TRY IT: How many separate lines in this material contain the string "localhost"? Respond with the number alone.

★ ★ ★ ★ ★

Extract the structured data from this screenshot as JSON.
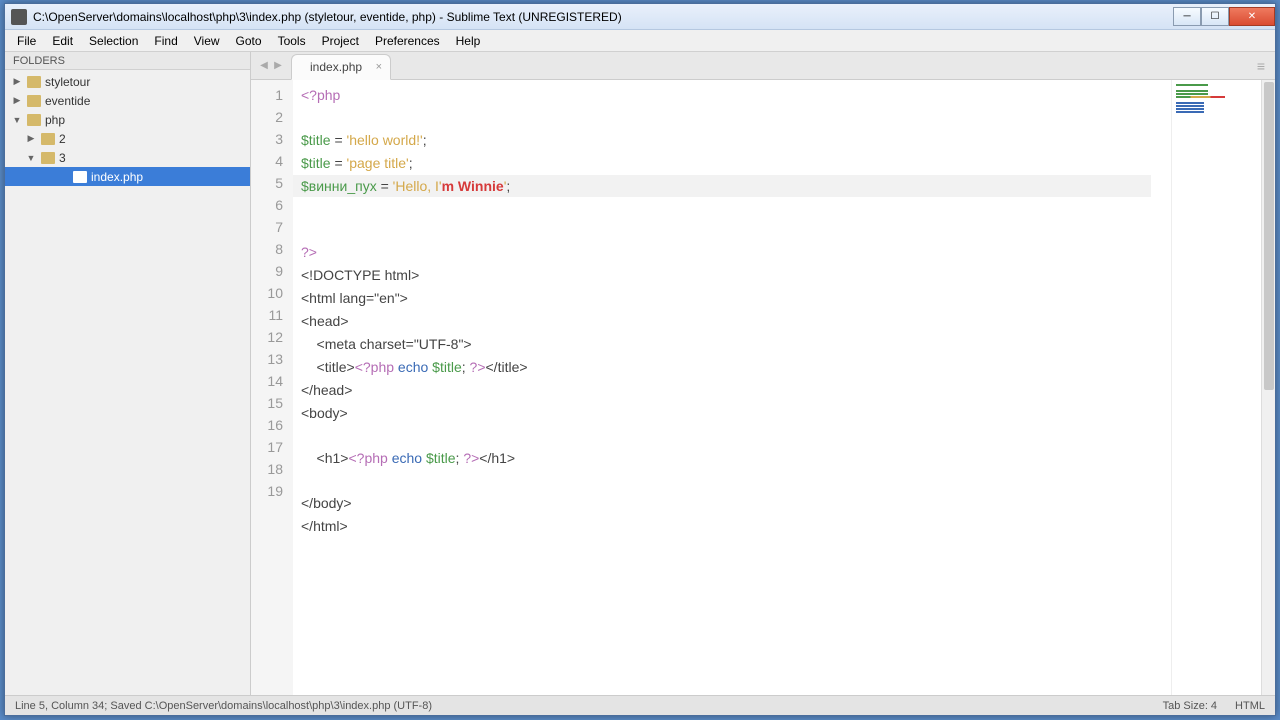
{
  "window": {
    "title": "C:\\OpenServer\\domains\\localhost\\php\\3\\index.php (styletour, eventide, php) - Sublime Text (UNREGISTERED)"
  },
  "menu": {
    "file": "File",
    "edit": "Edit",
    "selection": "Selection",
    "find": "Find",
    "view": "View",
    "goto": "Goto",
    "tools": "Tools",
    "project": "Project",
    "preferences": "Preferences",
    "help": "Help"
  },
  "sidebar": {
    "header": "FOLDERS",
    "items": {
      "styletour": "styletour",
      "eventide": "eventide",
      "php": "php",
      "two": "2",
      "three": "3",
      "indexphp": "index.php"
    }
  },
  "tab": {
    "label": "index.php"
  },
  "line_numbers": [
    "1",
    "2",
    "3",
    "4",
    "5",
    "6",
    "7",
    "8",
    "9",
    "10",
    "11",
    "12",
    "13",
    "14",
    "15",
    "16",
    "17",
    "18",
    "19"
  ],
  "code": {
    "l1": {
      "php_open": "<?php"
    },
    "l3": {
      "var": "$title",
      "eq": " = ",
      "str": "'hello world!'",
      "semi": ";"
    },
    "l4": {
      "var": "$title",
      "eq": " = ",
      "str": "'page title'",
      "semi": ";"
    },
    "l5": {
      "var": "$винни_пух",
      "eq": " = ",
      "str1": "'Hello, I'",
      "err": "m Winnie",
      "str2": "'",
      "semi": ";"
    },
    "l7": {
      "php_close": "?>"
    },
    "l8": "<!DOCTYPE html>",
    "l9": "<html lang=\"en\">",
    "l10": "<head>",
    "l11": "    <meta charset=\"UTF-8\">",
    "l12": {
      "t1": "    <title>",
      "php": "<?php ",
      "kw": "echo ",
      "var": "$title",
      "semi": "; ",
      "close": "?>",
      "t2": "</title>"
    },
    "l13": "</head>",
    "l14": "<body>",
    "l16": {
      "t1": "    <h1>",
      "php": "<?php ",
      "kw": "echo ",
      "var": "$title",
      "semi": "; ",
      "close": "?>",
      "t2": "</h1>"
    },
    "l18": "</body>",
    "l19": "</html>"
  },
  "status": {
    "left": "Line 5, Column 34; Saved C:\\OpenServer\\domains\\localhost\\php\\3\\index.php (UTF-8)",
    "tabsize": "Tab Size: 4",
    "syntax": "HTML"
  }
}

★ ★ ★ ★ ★

THE COMPLETED TASK: 2